If a majority of ballots support the FPA, then the employees have accepted the FPA. However, the employers must also vote to accept the FPA. For employers, voting is weighted: an employer with 200 employees gets 200 votes, but smaller employers, say with 20 or fewer employees get a weighted tally based on government-imposed rules. For example, small employers might get 2 votes per employee. Presumably the point of that exercise is to respond in a small way to concerns that large fast-food conglomerates could use the process to drive smaller lower-margin employers out of business by agreeing to terms more favourable to larger employers. This was an issue raised by the Changing Workplace Review in Ontario as a reason to reject sectoral bargaining.
If the FPA is ratified by employees and employers, then it’s done and ready to be implemented. If the FPA is voted down, the parties return to the bargaining table, however if the FPA is voted down twice, then the terms of the FPA are sent to binding arbitration. I imagine a system of Final Offer Arbitration here, in which both parties put forward their best offer and the arbitrator chooses one. Note that there is no strike option here. An industry wide strike in support of a FPA would be unlawful in Canada.
Once the FPA is finalized, either because it was ratified or because an arbitrator imposed it, the FPA is then becomes law.
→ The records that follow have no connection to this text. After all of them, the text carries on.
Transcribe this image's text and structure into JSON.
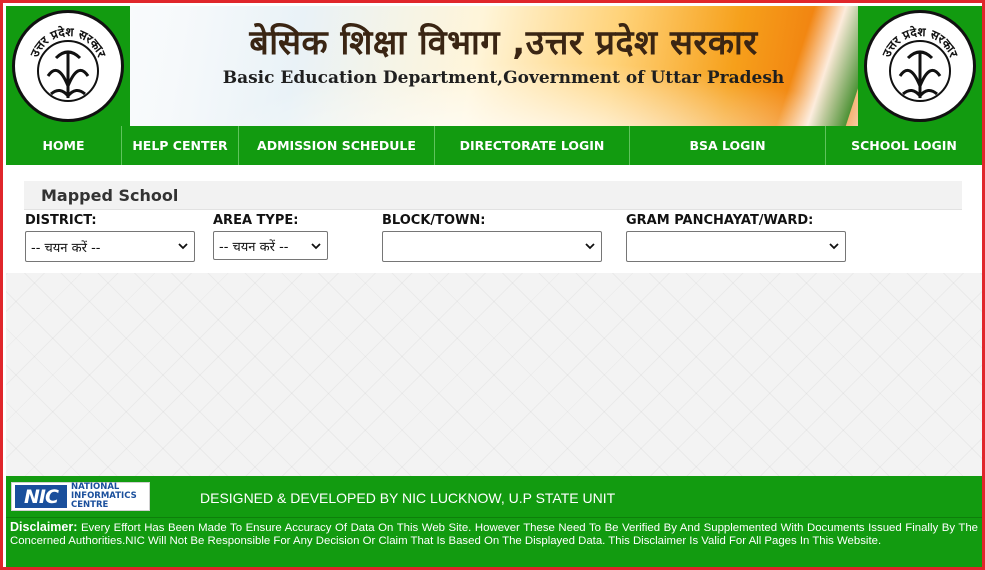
{
  "header": {
    "title_hindi": "बेसिक शिक्षा विभाग ,उत्तर प्रदेश सरकार",
    "title_english": "Basic Education Department,Government of Uttar Pradesh",
    "seal_text": "उत्तर प्रदेश सरकार"
  },
  "nav": {
    "items": [
      {
        "label": "HOME"
      },
      {
        "label": "HELP CENTER"
      },
      {
        "label": "ADMISSION SCHEDULE"
      },
      {
        "label": "DIRECTORATE LOGIN"
      },
      {
        "label": "BSA LOGIN"
      },
      {
        "label": "SCHOOL LOGIN"
      }
    ]
  },
  "panel": {
    "title": "Mapped School"
  },
  "filters": {
    "district": {
      "label": "DISTRICT:",
      "value": "-- चयन करें --"
    },
    "area_type": {
      "label": "AREA TYPE:",
      "value": "-- चयन करें --"
    },
    "block_town": {
      "label": "BLOCK/TOWN:",
      "value": ""
    },
    "gram_panchayat": {
      "label": "GRAM PANCHAYAT/WARD:",
      "value": ""
    }
  },
  "footer": {
    "nic_mark": "NIC",
    "nic_line1": "NATIONAL",
    "nic_line2": "INFORMATICS",
    "nic_line3": "CENTRE",
    "developed_by": "DESIGNED & DEVELOPED BY NIC LUCKNOW, U.P STATE UNIT",
    "disclaimer_label": "Disclaimer:",
    "disclaimer_text": " Every Effort Has Been Made To Ensure Accuracy Of Data On This Web Site. However These Need To Be Verified By And Supplemented With Documents Issued Finally By The Concerned Authorities.NIC Will Not Be Responsible For Any Decision Or Claim That Is Based On The Displayed Data. This Disclaimer Is Valid For All Pages In This Website."
  },
  "colors": {
    "brand_green": "#129b10",
    "frame_red": "#e0262b",
    "nic_blue": "#1a4f9c"
  }
}
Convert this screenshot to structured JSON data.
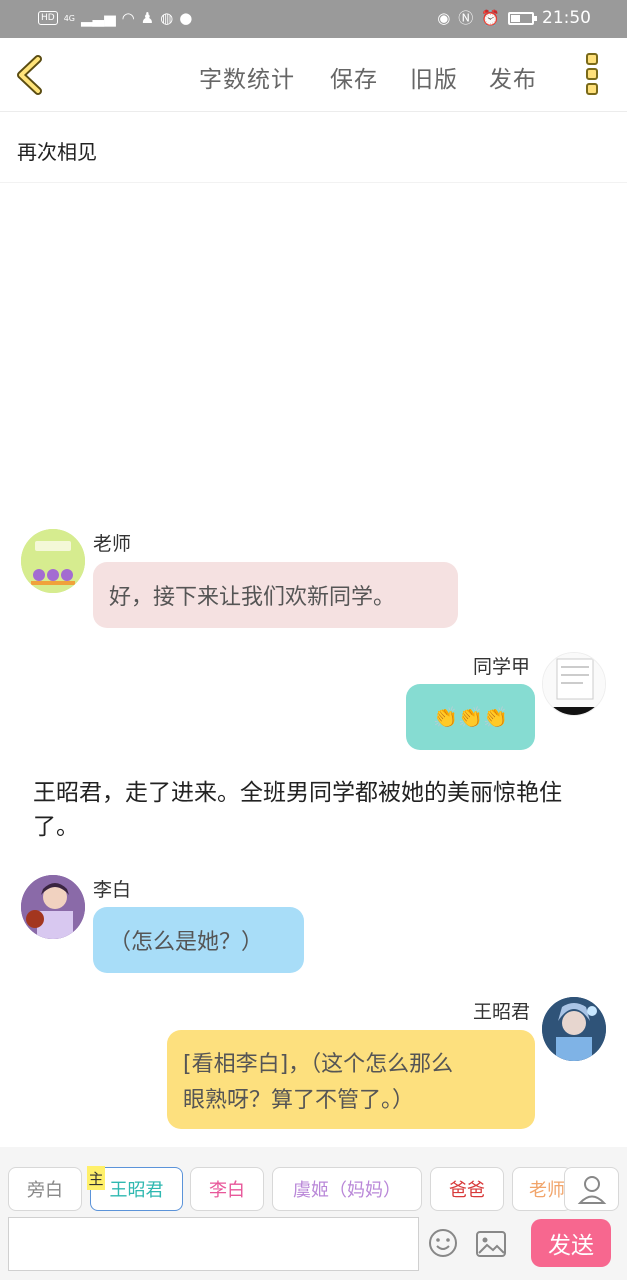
{
  "status_bar": {
    "network_label": "HD",
    "generation": "4G",
    "time": "21:50"
  },
  "header": {
    "back_icon": "chevron-left-icon",
    "word_count": "字数统计",
    "save": "保存",
    "old_version": "旧版",
    "publish": "发布",
    "more_icon": "more-vertical-icon"
  },
  "story": {
    "title": "再次相见"
  },
  "messages": [
    {
      "speaker": "老师",
      "text": "好，接下来让我们欢新同学。",
      "side": "left",
      "bubble_color": "#f5e1e1"
    },
    {
      "speaker": "同学甲",
      "text": "👏👏👏",
      "side": "right",
      "bubble_color": "#86dcd2"
    },
    {
      "narration": "王昭君，走了进来。全班男同学都被她的美丽惊艳住了。"
    },
    {
      "speaker": "李白",
      "text": "（怎么是她？）",
      "side": "left",
      "bubble_color": "#a8ddf8"
    },
    {
      "speaker": "王昭君",
      "lines": [
        "[看相李白]，（这个怎么那么",
        "眼熟呀？算了不管了。）"
      ],
      "side": "right",
      "bubble_color": "#fde07e"
    }
  ],
  "characters": [
    {
      "label": "旁白",
      "color": "#888888"
    },
    {
      "label": "王昭君",
      "color": "#2fb8b0",
      "selected": true,
      "badge": "主"
    },
    {
      "label": "李白",
      "color": "#e8579a"
    },
    {
      "label": "虞姬（妈妈）",
      "color": "#b987d8"
    },
    {
      "label": "爸爸",
      "color": "#d83a3a"
    },
    {
      "label": "老师",
      "color": "#f1a46a"
    }
  ],
  "composer": {
    "input_value": "",
    "emoji_icon": "smiley-icon",
    "image_icon": "image-icon",
    "send": "发送",
    "user_icon": "user-icon"
  }
}
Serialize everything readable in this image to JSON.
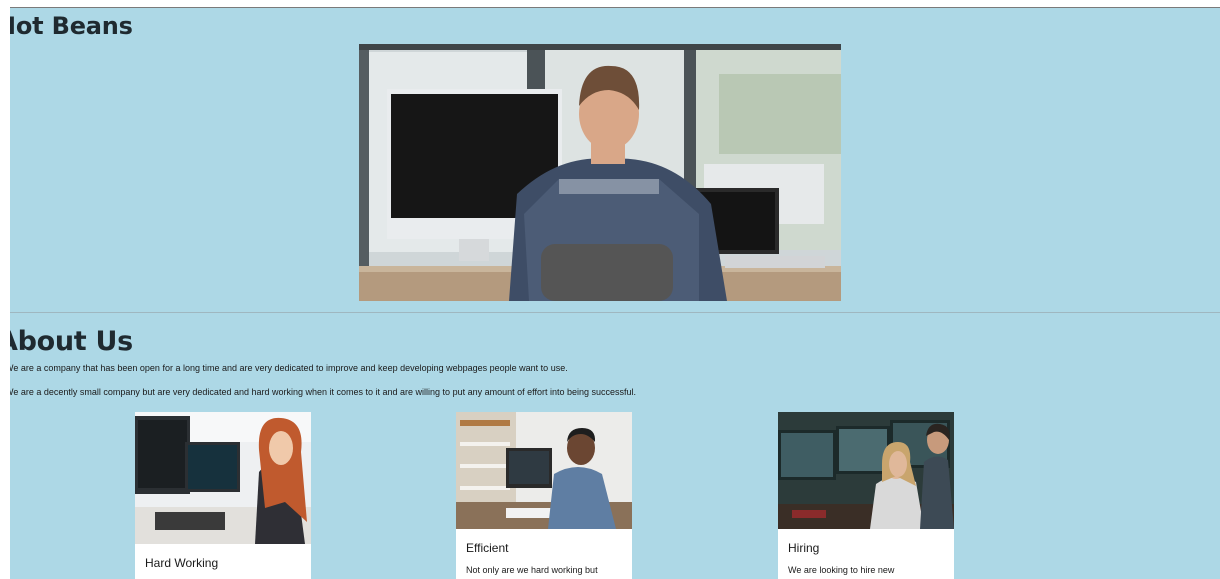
{
  "header": {
    "title": "Hot Beans"
  },
  "about": {
    "title": "About Us",
    "paragraphs": [
      "We are a company that has been open for a long time and are very dedicated to improve and keep developing webpages people want to use.",
      "We are a decently small company but are very dedicated and hard working when it comes to it and are willing to put any amount of effort into being successful."
    ]
  },
  "cards": [
    {
      "title": "Hard Working",
      "text": ""
    },
    {
      "title": "Efficient",
      "text": "Not only are we hard working but"
    },
    {
      "title": "Hiring",
      "text": "We are looking to hire new"
    }
  ],
  "colors": {
    "background": "#add8e6",
    "card": "#ffffff",
    "text": "#1f2a30"
  }
}
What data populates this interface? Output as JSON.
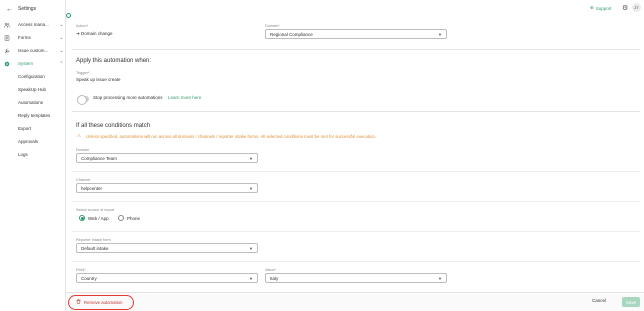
{
  "sidebar": {
    "header": "Settings",
    "items": [
      {
        "label": "Access mana...",
        "icon": "people-icon"
      },
      {
        "label": "Forms",
        "icon": "form-icon"
      },
      {
        "label": "Issue custom...",
        "icon": "wrench-icon"
      },
      {
        "label": "System",
        "icon": "gear-icon"
      }
    ],
    "sub_items": [
      "Configuration",
      "SpeakUp Hub",
      "Automations",
      "Reply templates",
      "Export",
      "Approvals",
      "Logs"
    ]
  },
  "topbar": {
    "support_label": "Support",
    "avatar_initials": "JT"
  },
  "action_section": {
    "action_label": "Action*",
    "action_value": "Domain change",
    "domain_label": "Domain*",
    "domain_value": "Regional Compliance"
  },
  "apply_section": {
    "heading": "Apply this automation when:",
    "trigger_label": "Trigger*",
    "trigger_value": "Speak up issue create",
    "toggle_label": "Stop processing more automations",
    "learn_more": "Learn more here"
  },
  "conditions": {
    "heading": "If all these conditions match",
    "warning": "Unless specified, automations will run across all domains / channels / reporter intake forms. All selected conditions must be met for successful execution.",
    "domain_label": "Domain",
    "domain_value": "Compliance Team",
    "channel_label": "Channel",
    "channel_value": "helpcenter",
    "source_label": "Select source of report",
    "source_options": [
      "Web / App",
      "Phone"
    ],
    "intake_label": "Reporter intake form",
    "intake_value": "Default intake",
    "field_label": "Field*",
    "field_value": "Country",
    "value_label": "Value*",
    "value_value": "Italy"
  },
  "footer": {
    "remove_label": "Remove automation",
    "cancel_label": "Cancel",
    "save_label": "Save"
  },
  "colors": {
    "accent": "#2e9d6b",
    "warning": "#e0913a",
    "danger": "#e53935"
  }
}
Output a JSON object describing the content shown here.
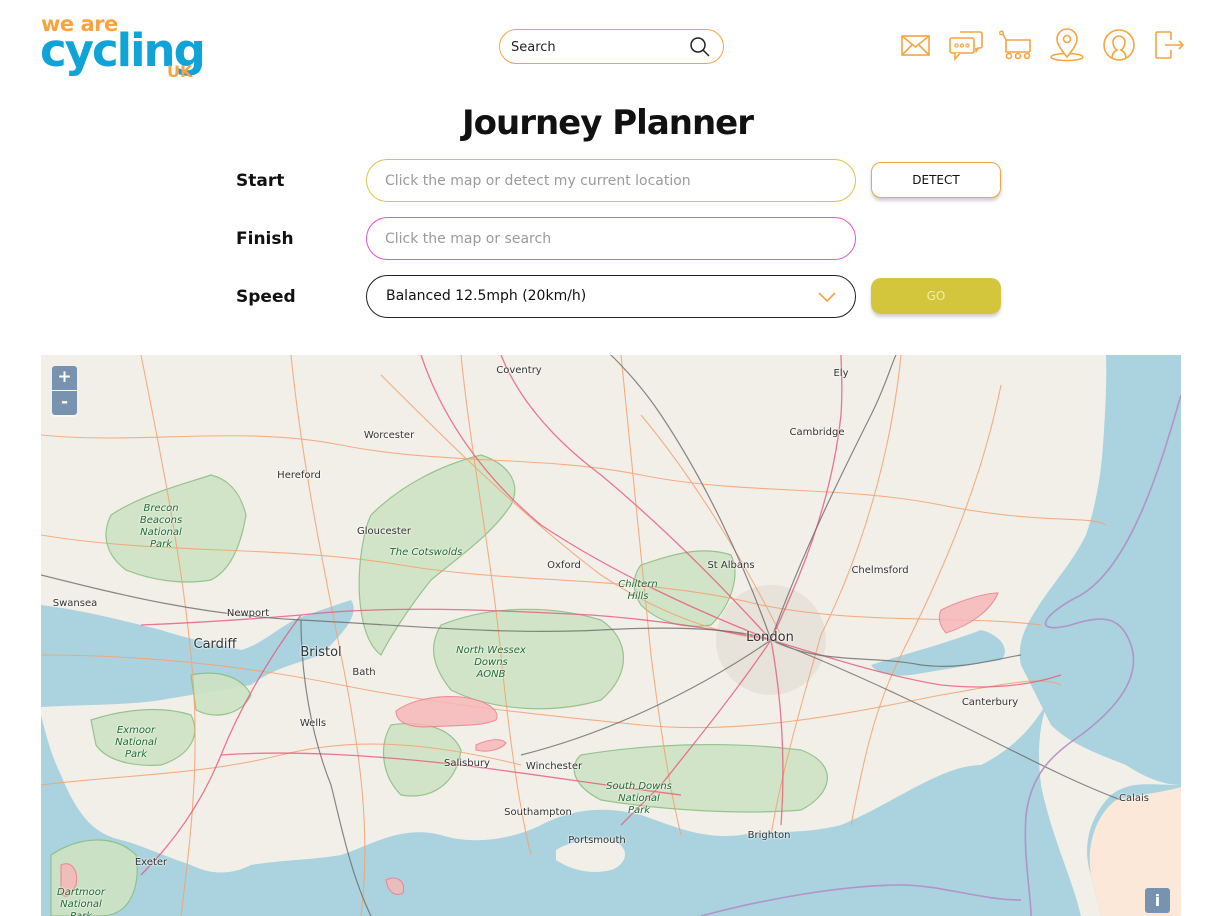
{
  "header": {
    "logo": {
      "line1": "we are",
      "line2": "cycling",
      "line3": "UK"
    },
    "search": {
      "placeholder": "Search"
    },
    "nav_icons": [
      {
        "name": "mail-icon"
      },
      {
        "name": "chat-icon"
      },
      {
        "name": "cart-icon"
      },
      {
        "name": "location-pin-icon"
      },
      {
        "name": "user-profile-icon"
      },
      {
        "name": "logout-icon"
      }
    ]
  },
  "page": {
    "title": "Journey Planner"
  },
  "form": {
    "start": {
      "label": "Start",
      "placeholder": "Click the map or detect my current location",
      "value": ""
    },
    "finish": {
      "label": "Finish",
      "placeholder": "Click the map or search",
      "value": ""
    },
    "speed": {
      "label": "Speed",
      "selected": "Balanced 12.5mph (20km/h)"
    },
    "detect_label": "DETECT",
    "go_label": "GO"
  },
  "map": {
    "zoom_in": "+",
    "zoom_out": "-",
    "info": "i",
    "places": [
      {
        "name": "Coventry",
        "big": false
      },
      {
        "name": "Ely",
        "big": false
      },
      {
        "name": "Worcester",
        "big": false
      },
      {
        "name": "Cambridge",
        "big": false
      },
      {
        "name": "Hereford",
        "big": false
      },
      {
        "name": "Gloucester",
        "big": false
      },
      {
        "name": "Oxford",
        "big": false
      },
      {
        "name": "St Albans",
        "big": false
      },
      {
        "name": "Chelmsford",
        "big": false
      },
      {
        "name": "Swansea",
        "big": false
      },
      {
        "name": "Newport",
        "big": false
      },
      {
        "name": "Cardiff",
        "big": true
      },
      {
        "name": "Bristol",
        "big": true
      },
      {
        "name": "London",
        "big": true
      },
      {
        "name": "Bath",
        "big": false
      },
      {
        "name": "Wells",
        "big": false
      },
      {
        "name": "Canterbury",
        "big": false
      },
      {
        "name": "Salisbury",
        "big": false
      },
      {
        "name": "Winchester",
        "big": false
      },
      {
        "name": "Southampton",
        "big": false
      },
      {
        "name": "Portsmouth",
        "big": false
      },
      {
        "name": "Brighton",
        "big": false
      },
      {
        "name": "Calais",
        "big": false
      },
      {
        "name": "Exeter",
        "big": false
      }
    ],
    "parks": [
      {
        "name": "Brecon\nBeacons\nNational\nPark"
      },
      {
        "name": "The Cotswolds"
      },
      {
        "name": "Chiltern\nHills"
      },
      {
        "name": "North Wessex\nDowns\nAONB"
      },
      {
        "name": "Exmoor\nNational\nPark"
      },
      {
        "name": "South Downs\nNational\nPark"
      },
      {
        "name": "Dartmoor\nNational\nPark"
      }
    ]
  }
}
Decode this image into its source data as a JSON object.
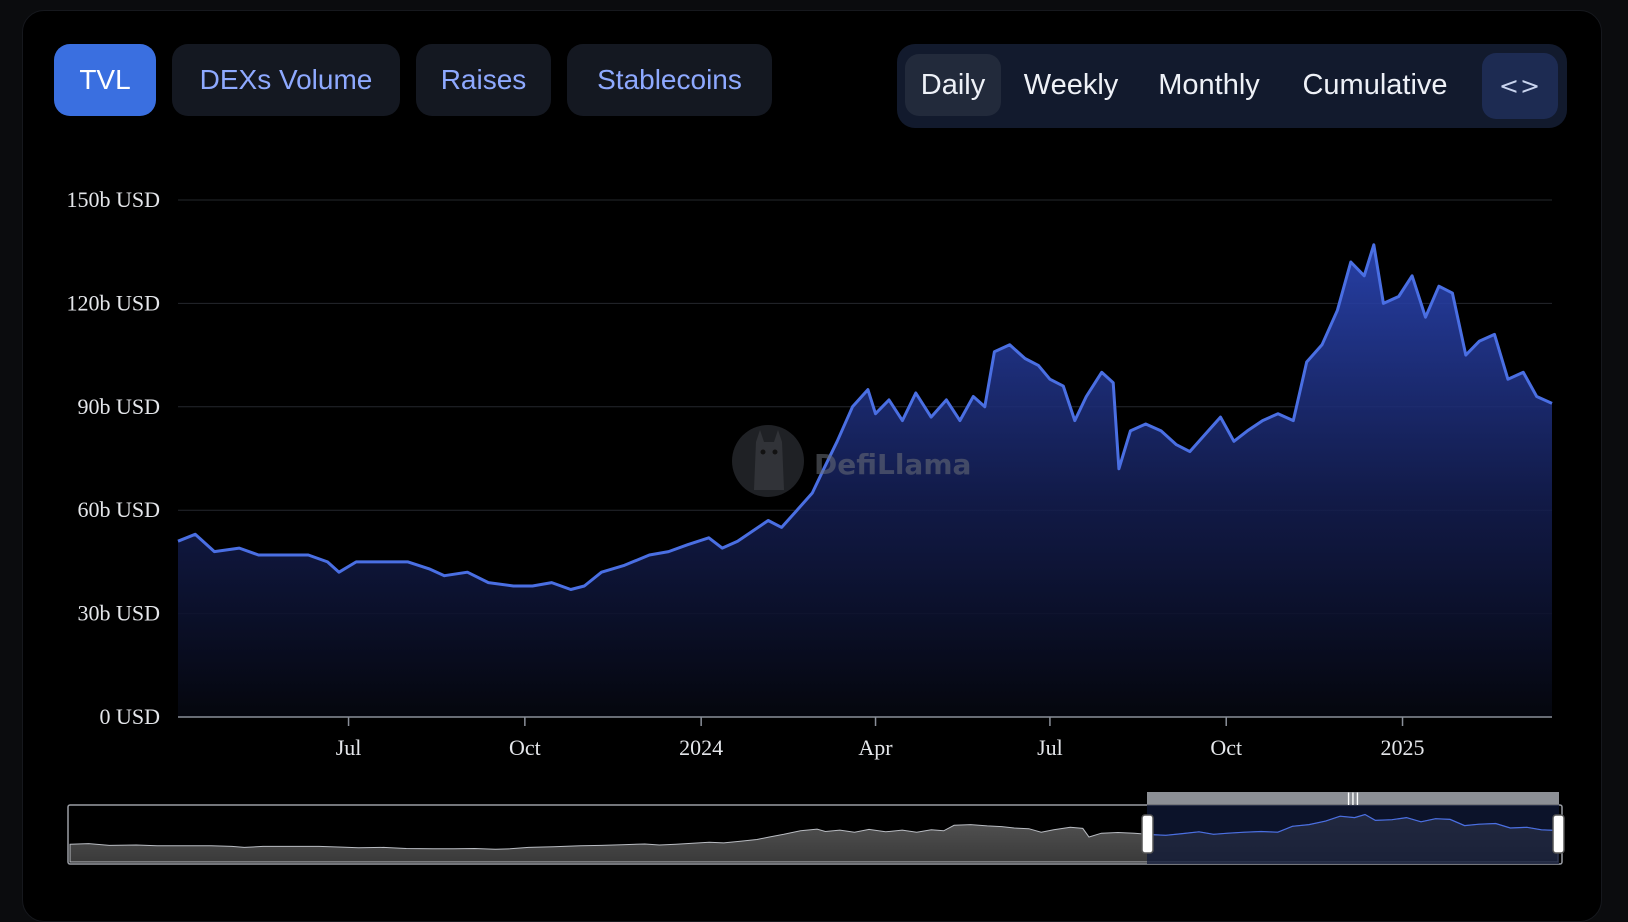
{
  "tabs": [
    {
      "label": "TVL",
      "active": true
    },
    {
      "label": "DEXs Volume",
      "active": false
    },
    {
      "label": "Raises",
      "active": false
    },
    {
      "label": "Stablecoins",
      "active": false
    }
  ],
  "periods": [
    {
      "label": "Daily",
      "active": true
    },
    {
      "label": "Weekly",
      "active": false
    },
    {
      "label": "Monthly",
      "active": false
    },
    {
      "label": "Cumulative",
      "active": false
    }
  ],
  "embed_label": "<>",
  "watermark": {
    "text": "DefiLlama"
  },
  "colors": {
    "line": "#4a6fe3",
    "active_tab": "#3a6fe0",
    "tab_text": "#8ea9ff"
  },
  "chart_data": {
    "type": "area",
    "title": "",
    "xlabel": "",
    "ylabel": "",
    "ylim": [
      0,
      150
    ],
    "yunit": "b USD",
    "y_ticks": [
      "0 USD",
      "30b USD",
      "60b USD",
      "90b USD",
      "120b USD",
      "150b USD"
    ],
    "y_tick_values": [
      0,
      30,
      60,
      90,
      120,
      150
    ],
    "x_ticks": [
      "Jul",
      "Oct",
      "2024",
      "Apr",
      "Jul",
      "Oct",
      "2025"
    ],
    "x_tick_dates": [
      "2023-07-01",
      "2023-10-01",
      "2024-01-01",
      "2024-04-01",
      "2024-07-01",
      "2024-10-01",
      "2025-01-01"
    ],
    "xlim": [
      "2023-04-03",
      "2025-03-20"
    ],
    "grid": true,
    "series": [
      {
        "points": [
          [
            "2023-04-03",
            51
          ],
          [
            "2023-04-12",
            53
          ],
          [
            "2023-04-22",
            48
          ],
          [
            "2023-05-05",
            49
          ],
          [
            "2023-05-15",
            47
          ],
          [
            "2023-05-28",
            47
          ],
          [
            "2023-06-10",
            47
          ],
          [
            "2023-06-20",
            45
          ],
          [
            "2023-06-26",
            42
          ],
          [
            "2023-07-05",
            45
          ],
          [
            "2023-07-20",
            45
          ],
          [
            "2023-08-01",
            45
          ],
          [
            "2023-08-12",
            43
          ],
          [
            "2023-08-20",
            41
          ],
          [
            "2023-09-01",
            42
          ],
          [
            "2023-09-12",
            39
          ],
          [
            "2023-09-25",
            38
          ],
          [
            "2023-10-05",
            38
          ],
          [
            "2023-10-15",
            39
          ],
          [
            "2023-10-25",
            37
          ],
          [
            "2023-11-01",
            38
          ],
          [
            "2023-11-10",
            42
          ],
          [
            "2023-11-22",
            44
          ],
          [
            "2023-12-05",
            47
          ],
          [
            "2023-12-15",
            48
          ],
          [
            "2023-12-25",
            50
          ],
          [
            "2024-01-05",
            52
          ],
          [
            "2024-01-12",
            49
          ],
          [
            "2024-01-20",
            51
          ],
          [
            "2024-01-28",
            54
          ],
          [
            "2024-02-05",
            57
          ],
          [
            "2024-02-12",
            55
          ],
          [
            "2024-02-20",
            60
          ],
          [
            "2024-02-28",
            65
          ],
          [
            "2024-03-05",
            72
          ],
          [
            "2024-03-12",
            80
          ],
          [
            "2024-03-20",
            90
          ],
          [
            "2024-03-28",
            95
          ],
          [
            "2024-04-01",
            88
          ],
          [
            "2024-04-08",
            92
          ],
          [
            "2024-04-15",
            86
          ],
          [
            "2024-04-22",
            94
          ],
          [
            "2024-04-30",
            87
          ],
          [
            "2024-05-08",
            92
          ],
          [
            "2024-05-15",
            86
          ],
          [
            "2024-05-22",
            93
          ],
          [
            "2024-05-28",
            90
          ],
          [
            "2024-06-02",
            106
          ],
          [
            "2024-06-10",
            108
          ],
          [
            "2024-06-18",
            104
          ],
          [
            "2024-06-25",
            102
          ],
          [
            "2024-07-01",
            98
          ],
          [
            "2024-07-08",
            96
          ],
          [
            "2024-07-14",
            86
          ],
          [
            "2024-07-20",
            93
          ],
          [
            "2024-07-28",
            100
          ],
          [
            "2024-08-03",
            97
          ],
          [
            "2024-08-06",
            72
          ],
          [
            "2024-08-12",
            83
          ],
          [
            "2024-08-20",
            85
          ],
          [
            "2024-08-28",
            83
          ],
          [
            "2024-09-05",
            79
          ],
          [
            "2024-09-12",
            77
          ],
          [
            "2024-09-20",
            82
          ],
          [
            "2024-09-28",
            87
          ],
          [
            "2024-10-05",
            80
          ],
          [
            "2024-10-12",
            83
          ],
          [
            "2024-10-20",
            86
          ],
          [
            "2024-10-28",
            88
          ],
          [
            "2024-11-05",
            86
          ],
          [
            "2024-11-12",
            103
          ],
          [
            "2024-11-20",
            108
          ],
          [
            "2024-11-28",
            118
          ],
          [
            "2024-12-05",
            132
          ],
          [
            "2024-12-12",
            128
          ],
          [
            "2024-12-17",
            137
          ],
          [
            "2024-12-22",
            120
          ],
          [
            "2024-12-30",
            122
          ],
          [
            "2025-01-06",
            128
          ],
          [
            "2025-01-13",
            116
          ],
          [
            "2025-01-20",
            125
          ],
          [
            "2025-01-27",
            123
          ],
          [
            "2025-02-03",
            105
          ],
          [
            "2025-02-10",
            109
          ],
          [
            "2025-02-18",
            111
          ],
          [
            "2025-02-25",
            98
          ],
          [
            "2025-03-05",
            100
          ],
          [
            "2025-03-12",
            93
          ],
          [
            "2025-03-20",
            91
          ]
        ]
      }
    ]
  }
}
This is not a model we use much in Canada, but the idea of a negotiated agreement being introduced as law is an interesting regulatory technique with lots of examples. The Ontario government would enact a statute (the Fair Pay Agreements Act, say) that would include the infrastructure of the model and a section that permits Regulations that would incorporate FPA. Once that Regulation is enacted, the FPA is effectively law and can be enforced as a Regulation. Complaints alleging bad faith bargaining or violation of the FPA would go to the Labour Board, like an employment standards or unfair labour practice complaint. Or maybe the government creates a new tribunal to deal expressly with the new FPA model.
The FPA would apply to all fast-food workers in Ontario. Not all of them would be union members, but the law requires the UFCW (and maybe Unifor) to represent all employees covered by FPA fairly in relation to the negotiations, although the unions are permitted to bargain into the FPA a wage premium equal to the amount of union dues. I assume that the unions would not be legally required to represent non-members in complaints that the FPA has been violated, but those employees can file their own complaint with the Tribunal. Perhaps a benefit of joining the union would be these extra representational rights. Also, I assume that the unions could still organize individual stores under the traditional collective bargaining legislation, since the FPA merely creates basic minimum standards. An employer can also always offer employees more than the FPA.
That’s basically how the model works.
What do we think? Would this work in Canada? Would it be an improvement over existing labour standards legislation, which also creates a statutory floor of rights. Why or why not?
David Doorey, “How New Zealand’s New Sectoral Collective Bargaining Model Would Work in Canada” Canadian Law of Work Forum (May 11 2021): https://lawofwork.ca/nzsectoralbargaining/